Though some may argue that another sports year was more significant and that there are historic teams, but the sports year of 1974-75 ranks up there with any of them.  The lack of photos or articles for the girls’ sports teams is due to the times of the 1970s.  Those teams were not covered as in depth as the boy’s teams.  Title IX was passed in 1972, and its effects were already being felt by the 1974-75 season as the IHSAA had begun having girls’ sports compete in state tournaments.  In the 1974-75 season, though the DAC awarded champions in six girls sports, the IHSAA only had five state tournaments.  Girls basketball would be added in the 1975-6 season.  There were ten sports sponsored by the IHSAA (PHS did not compete in boys’ gymnastics).  The landscape was clearly different then.  For example, in the 1972-73 PHS Legend, the girl’s gymnastics team which took 2nd in the first IHSAA meet (highest placing ever for a PHS team of either sex), shared a two-page layout with three other girls’ teams.  You have to read the smaller print to see this worthy achievement (2nd place finish).

Travel teams or specialization by athletes had not yet occurred.  IHSAA rules prohibited off season teams/training for the most part.  The weight training available at the school was limited.  A two part Universal gym and a limited amount of free weights (one bench press!).  There appears to be more three sport athletes back in the day then there are today.   In 1974-75 you had Cortie Wilson (football, basketball and baseball); Perry Theodoras (football, basketball, baseball), Bill Wood (football, basketball, track), Craig Nelson (football, basketball, track), Ron Langendorfer (football, basketball, baseball), Owen Miller (football, basketball, track).  Remarkably, Barb Homme participated in four sports in 1974-75: volleyball, basketball, swimming and track.  A special mention must be made about Randy Tumblin.  Though he only played football and basketball in 1974-75 (he decided to pass on baseball for church commitments), he would go on to letter in four sports in college: football, basketball, baseball and track.  He was inducted into the Olivet Nazerene University Hall of Fame for his achievements.

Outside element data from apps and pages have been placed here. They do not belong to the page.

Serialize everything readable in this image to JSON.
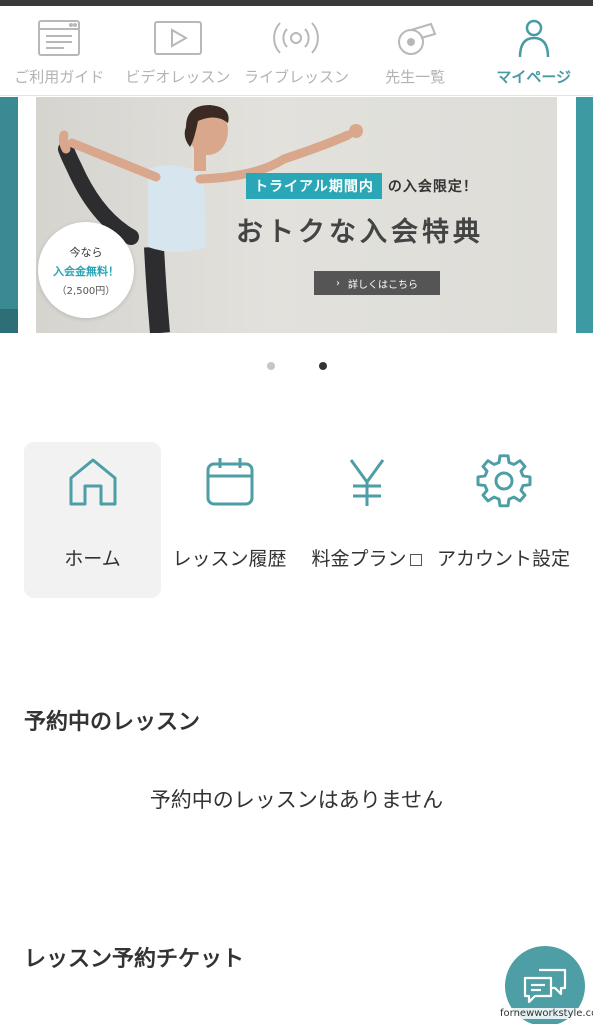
{
  "topnav": {
    "items": [
      {
        "label": "ご利用ガイド",
        "icon": "guide-icon"
      },
      {
        "label": "ビデオレッスン",
        "icon": "video-play-icon"
      },
      {
        "label": "ライブレッスン",
        "icon": "live-broadcast-icon"
      },
      {
        "label": "先生一覧",
        "icon": "whistle-icon"
      },
      {
        "label": "マイページ",
        "icon": "person-icon",
        "active": true
      }
    ]
  },
  "banner": {
    "badge": {
      "line1": "今なら",
      "line2": "入会金無料！",
      "line3": "（2,500円）"
    },
    "tag": "トライアル期間内",
    "tag_suffix": "の入会限定！",
    "title": "おトクな入会特典",
    "button": "詳しくはこちら",
    "slide_count": 2,
    "active_slide": 2
  },
  "menu": {
    "items": [
      {
        "label": "ホーム",
        "icon": "home-icon",
        "active": true
      },
      {
        "label": "レッスン履歴",
        "icon": "calendar-icon"
      },
      {
        "label": "料金プラン",
        "icon": "yen-icon",
        "external": true
      },
      {
        "label": "アカウント設定",
        "icon": "gear-icon"
      }
    ]
  },
  "sections": {
    "reserved_title": "予約中のレッスン",
    "reserved_empty": "予約中のレッスンはありません",
    "ticket_title": "レッスン予約チケット"
  },
  "chat": {
    "icon": "chat-bubbles-icon"
  },
  "watermark": "fornewworkstyle.com",
  "colors": {
    "accent": "#4a9aa3",
    "tag": "#2aa7b6",
    "inactive": "#b3b3b3"
  }
}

This article was titled “1974-75:  Greatest sports year in PHS history?”  There is no definitive answer that everyone can agree on, just as all Portage residents would never agree on which is the better baseball team, the Cubs or the White Sox.  Hopefully what this article does is provide anyone who would engage in the discussion some facts to use in the discussion.  However as pointed out in the writing the sports year of 1974-75 is in the short list of years to be considered.


The author Bob Miller, PHS Hall of fame coaches Les Klein and Bob “Bubba” Mattix and Greg Owen at Coach Mattix’ induction into the Indiana Football hall of Fame May 2019. Greg played on 1974 state semi-finalist football team.

Bob Miller is a 1974 graduate of Portage High School.  He lived with his family in Portage from 1961 until he left for the Navy in 1980.  He grew up participating in youth sports until junior high and high school where he participated in interscholastic sports of football, basketball and track.  Having competed against and with many of the male athletes cited in this article and a brother (Owen) who was a junior at PHS in 1974-5 he has many great memories of the individuals and also attended some of the games/meets discussed in the article including the state semi-final football game against Mishawaka.  He is a 1980 graduate of the Indiana University Kelley School of Business with a degree in Accounting and also a 1990 graduate of the Navy Postgraduate School, Monterey, CA with a Masters degree in Financial Management.  He is a retired Navy officer.  He is a proud graduate of Portage High School and during the sports season says that Saturday/Sunday mornings he always checks the scores of PHS games with his morning coffee.  He has the utmost respect for coaches cited in this article as he played for most and knows the impact they made in his life and other PHS athletes during their careers.  He has contributed several historical articles to the Portage Community Historical Society and intends to continue doing so in the future as there are many stories to be written.